[[ INPUT RECORDS open ]]

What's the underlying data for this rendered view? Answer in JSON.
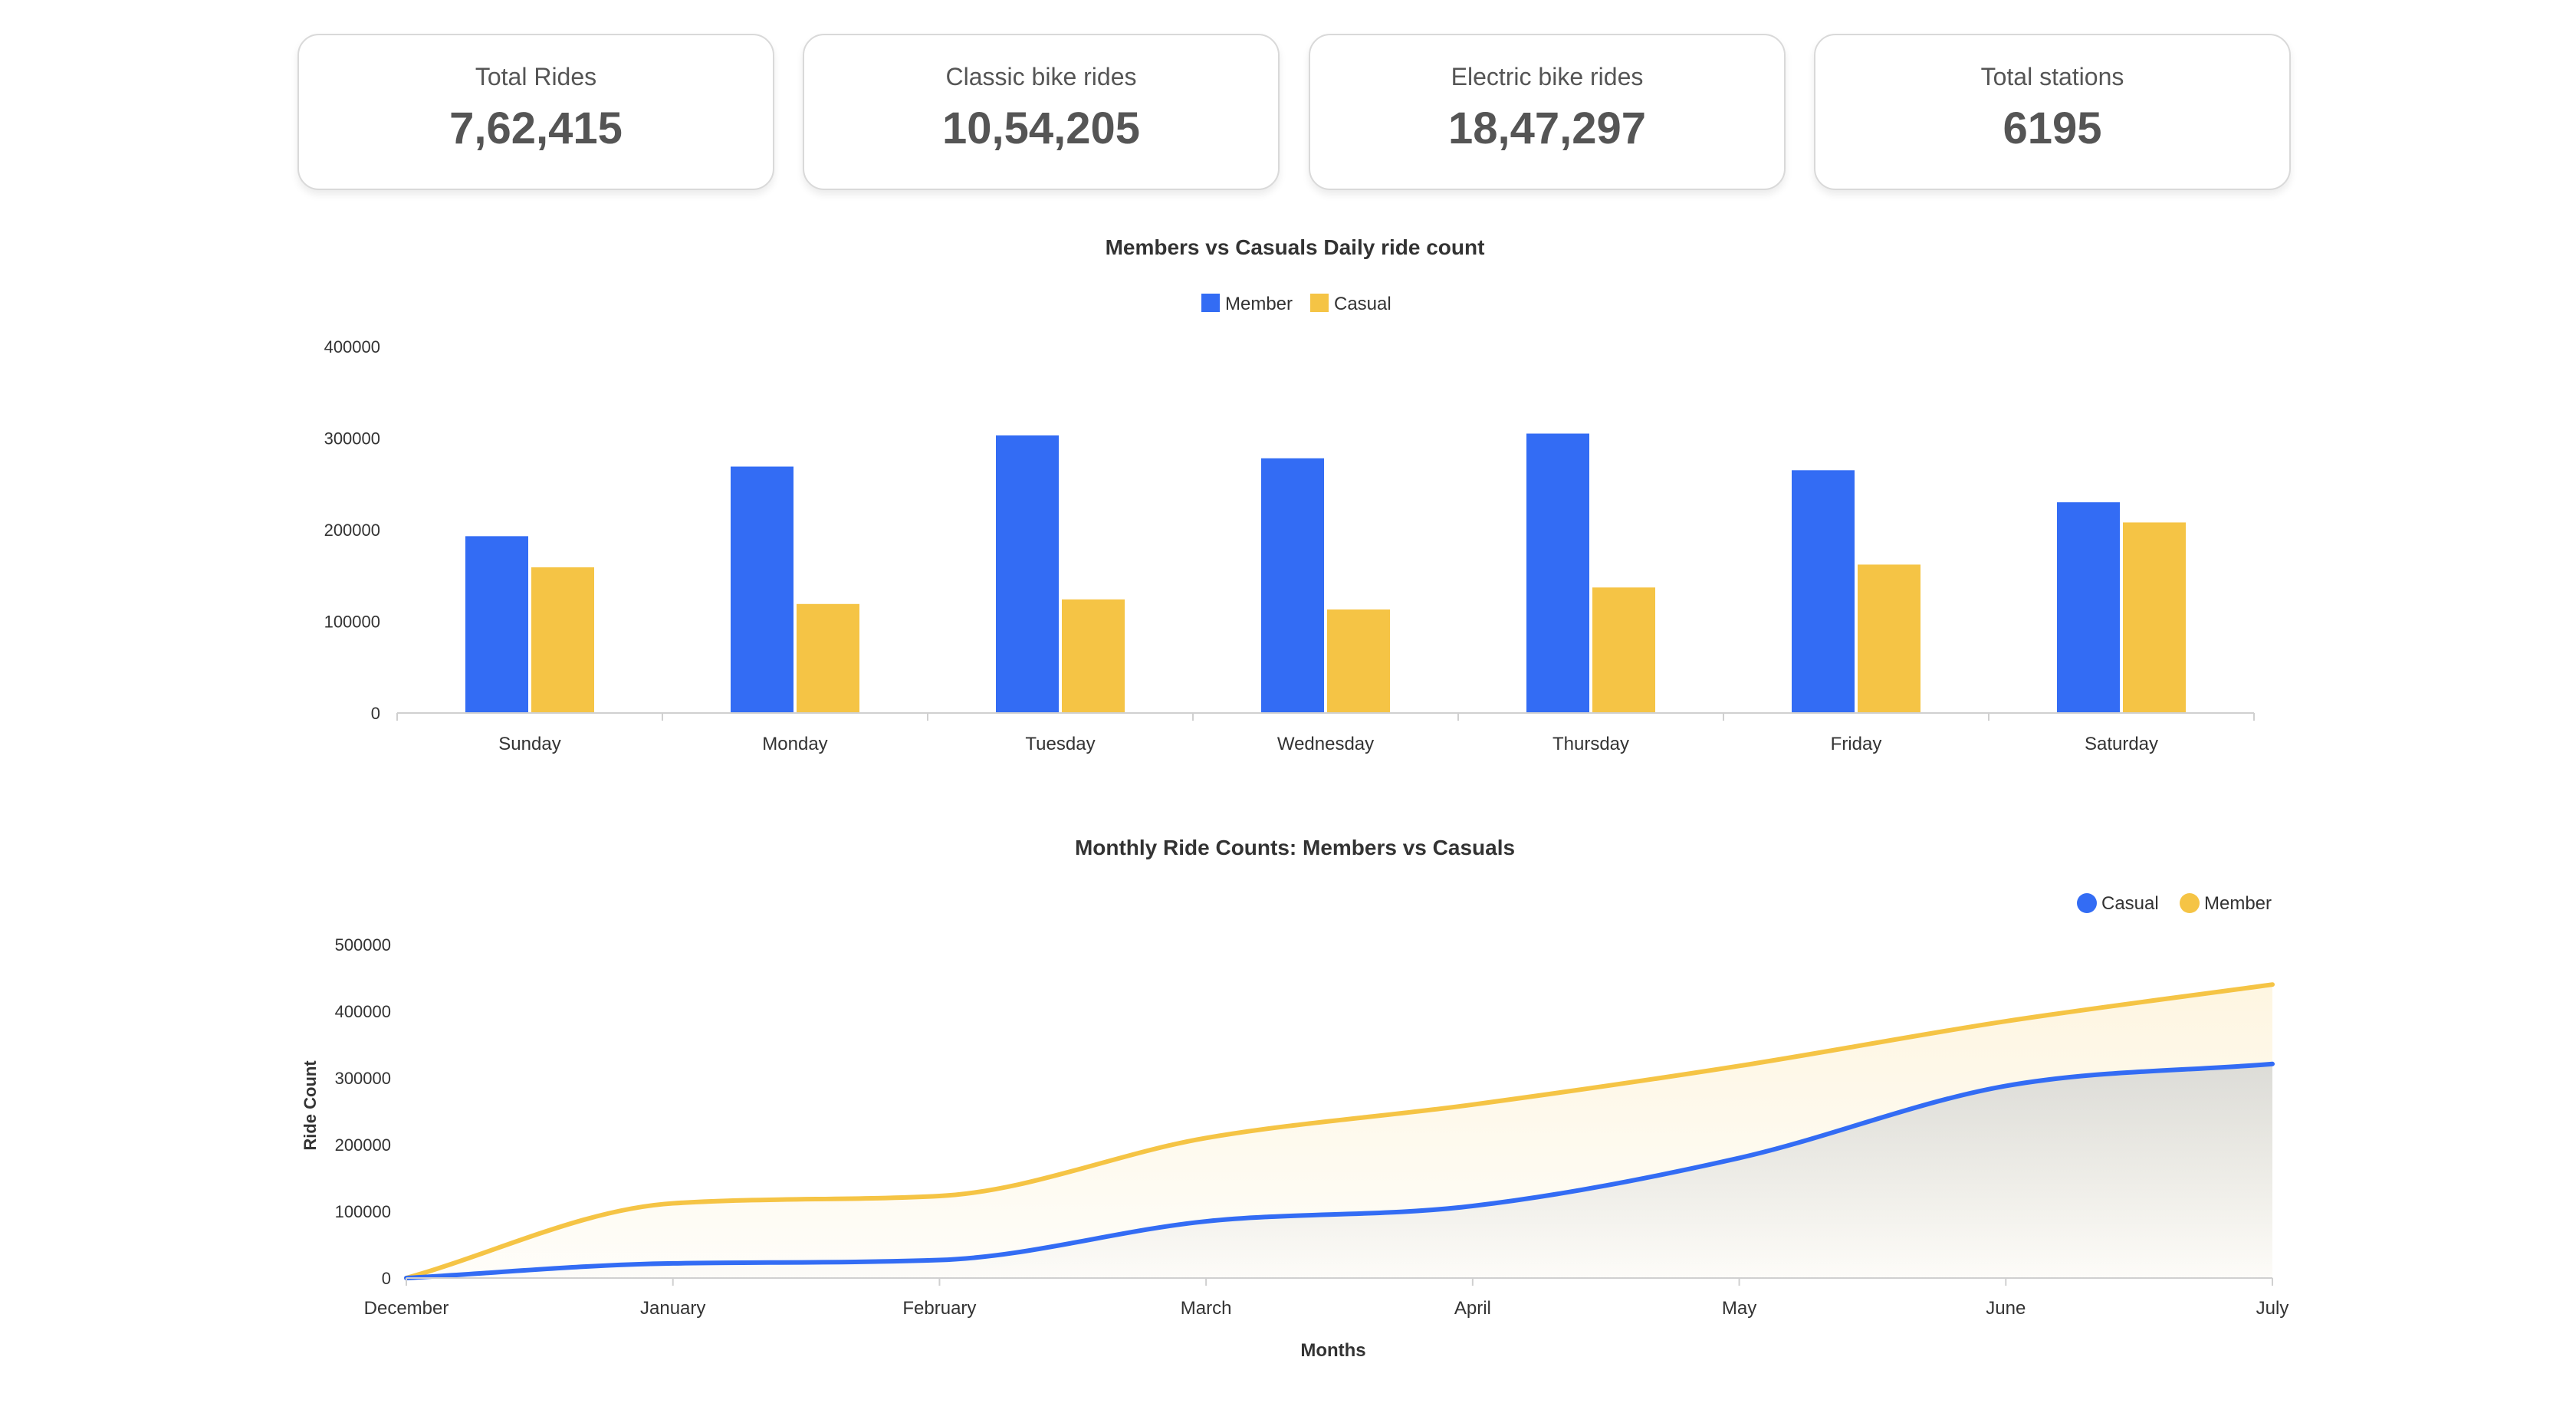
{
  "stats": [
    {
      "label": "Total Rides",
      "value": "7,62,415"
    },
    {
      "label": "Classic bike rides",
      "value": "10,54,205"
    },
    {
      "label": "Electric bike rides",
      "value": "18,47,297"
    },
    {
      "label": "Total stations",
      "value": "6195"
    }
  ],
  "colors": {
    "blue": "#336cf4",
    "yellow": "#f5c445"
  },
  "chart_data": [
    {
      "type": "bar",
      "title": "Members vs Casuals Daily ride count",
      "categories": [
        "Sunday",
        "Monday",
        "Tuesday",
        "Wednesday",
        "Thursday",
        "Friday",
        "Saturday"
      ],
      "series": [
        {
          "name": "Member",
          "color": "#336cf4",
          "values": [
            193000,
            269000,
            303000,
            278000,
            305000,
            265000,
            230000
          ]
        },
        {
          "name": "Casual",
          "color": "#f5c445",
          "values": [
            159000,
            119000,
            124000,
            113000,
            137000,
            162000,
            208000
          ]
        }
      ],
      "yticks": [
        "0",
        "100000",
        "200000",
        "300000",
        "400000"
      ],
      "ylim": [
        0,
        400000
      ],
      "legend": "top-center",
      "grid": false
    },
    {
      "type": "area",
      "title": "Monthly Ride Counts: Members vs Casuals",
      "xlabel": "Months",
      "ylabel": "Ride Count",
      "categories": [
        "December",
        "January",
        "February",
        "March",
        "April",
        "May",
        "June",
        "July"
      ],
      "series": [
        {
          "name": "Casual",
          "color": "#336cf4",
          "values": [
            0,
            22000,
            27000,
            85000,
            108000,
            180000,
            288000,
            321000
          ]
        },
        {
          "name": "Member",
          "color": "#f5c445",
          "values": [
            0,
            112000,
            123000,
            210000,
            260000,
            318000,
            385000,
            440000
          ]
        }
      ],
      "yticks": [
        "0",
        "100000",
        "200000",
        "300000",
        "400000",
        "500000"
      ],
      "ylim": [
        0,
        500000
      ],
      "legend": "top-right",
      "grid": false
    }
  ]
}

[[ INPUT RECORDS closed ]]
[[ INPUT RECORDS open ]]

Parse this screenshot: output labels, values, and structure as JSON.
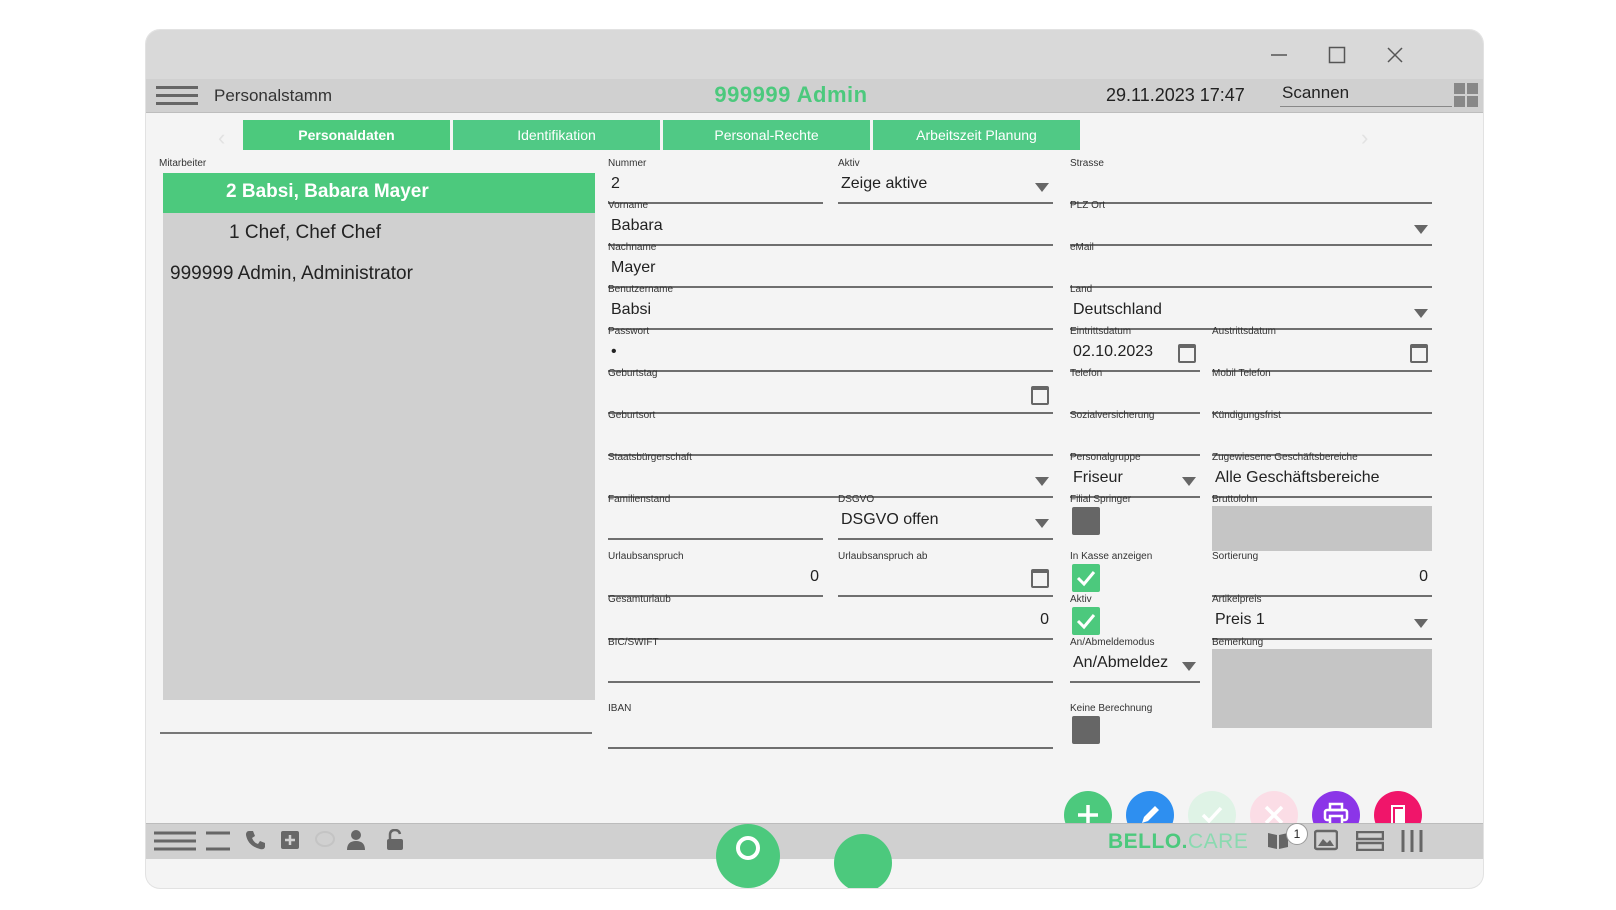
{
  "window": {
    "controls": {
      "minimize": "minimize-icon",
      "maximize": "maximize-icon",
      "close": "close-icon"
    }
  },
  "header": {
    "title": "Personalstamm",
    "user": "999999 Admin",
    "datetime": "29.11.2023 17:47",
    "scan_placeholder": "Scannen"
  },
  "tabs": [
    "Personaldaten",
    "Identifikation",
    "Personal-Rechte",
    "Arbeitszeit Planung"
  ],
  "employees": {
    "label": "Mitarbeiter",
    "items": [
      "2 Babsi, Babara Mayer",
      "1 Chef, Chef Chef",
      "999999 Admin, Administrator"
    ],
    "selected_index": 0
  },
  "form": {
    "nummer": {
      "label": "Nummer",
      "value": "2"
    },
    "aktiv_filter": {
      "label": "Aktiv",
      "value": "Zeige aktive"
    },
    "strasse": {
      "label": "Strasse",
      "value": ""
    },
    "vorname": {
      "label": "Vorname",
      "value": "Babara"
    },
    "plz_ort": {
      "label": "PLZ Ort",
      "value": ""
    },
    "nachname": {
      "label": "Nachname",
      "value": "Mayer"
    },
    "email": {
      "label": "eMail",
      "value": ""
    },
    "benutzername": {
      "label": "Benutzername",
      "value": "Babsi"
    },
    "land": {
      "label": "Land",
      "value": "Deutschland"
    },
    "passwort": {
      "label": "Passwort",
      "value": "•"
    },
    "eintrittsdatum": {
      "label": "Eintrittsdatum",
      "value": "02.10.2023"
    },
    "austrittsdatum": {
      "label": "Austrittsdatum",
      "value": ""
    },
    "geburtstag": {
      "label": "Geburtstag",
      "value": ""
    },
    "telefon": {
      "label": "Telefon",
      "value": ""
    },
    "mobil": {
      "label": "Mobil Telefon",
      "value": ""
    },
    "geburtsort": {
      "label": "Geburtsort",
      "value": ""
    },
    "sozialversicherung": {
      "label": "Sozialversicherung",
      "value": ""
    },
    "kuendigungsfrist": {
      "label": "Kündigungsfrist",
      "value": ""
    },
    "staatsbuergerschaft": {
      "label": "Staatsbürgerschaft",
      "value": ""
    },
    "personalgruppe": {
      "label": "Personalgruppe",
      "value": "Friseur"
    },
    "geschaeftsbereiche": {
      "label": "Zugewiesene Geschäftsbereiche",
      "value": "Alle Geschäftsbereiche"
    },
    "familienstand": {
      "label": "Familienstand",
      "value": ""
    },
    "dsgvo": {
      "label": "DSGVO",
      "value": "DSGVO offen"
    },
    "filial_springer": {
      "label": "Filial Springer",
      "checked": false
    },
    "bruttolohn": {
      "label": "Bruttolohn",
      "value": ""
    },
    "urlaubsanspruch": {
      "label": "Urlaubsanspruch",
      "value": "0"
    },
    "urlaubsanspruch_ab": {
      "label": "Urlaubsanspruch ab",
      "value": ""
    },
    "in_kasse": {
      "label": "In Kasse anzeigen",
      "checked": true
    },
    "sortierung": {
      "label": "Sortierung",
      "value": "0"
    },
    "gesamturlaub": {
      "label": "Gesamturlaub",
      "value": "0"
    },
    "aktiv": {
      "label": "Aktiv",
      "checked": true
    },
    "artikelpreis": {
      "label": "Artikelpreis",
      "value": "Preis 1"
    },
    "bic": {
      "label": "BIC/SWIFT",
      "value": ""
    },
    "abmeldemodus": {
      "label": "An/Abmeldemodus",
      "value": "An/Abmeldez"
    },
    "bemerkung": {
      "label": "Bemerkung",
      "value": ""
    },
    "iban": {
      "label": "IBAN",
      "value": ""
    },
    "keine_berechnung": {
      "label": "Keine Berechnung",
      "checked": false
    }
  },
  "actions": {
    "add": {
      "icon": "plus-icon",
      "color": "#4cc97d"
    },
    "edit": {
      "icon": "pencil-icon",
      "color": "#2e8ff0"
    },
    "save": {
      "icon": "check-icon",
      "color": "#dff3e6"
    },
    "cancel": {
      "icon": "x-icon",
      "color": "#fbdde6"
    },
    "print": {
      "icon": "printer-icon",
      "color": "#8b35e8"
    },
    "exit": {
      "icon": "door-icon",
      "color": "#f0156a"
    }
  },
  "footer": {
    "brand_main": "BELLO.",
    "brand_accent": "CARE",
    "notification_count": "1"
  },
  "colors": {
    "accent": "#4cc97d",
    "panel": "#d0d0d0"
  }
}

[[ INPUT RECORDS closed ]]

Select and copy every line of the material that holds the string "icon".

● SOLVED PROBLEM
      "minimize": "minimize-icon",
      "maximize": "maximize-icon",
      "close": "close-icon"
      "icon": "plus-icon",
      "icon": "pencil-icon",
      "icon": "check-icon",
      "icon": "x-icon",
      "icon": "printer-icon",
      "icon": "door-icon",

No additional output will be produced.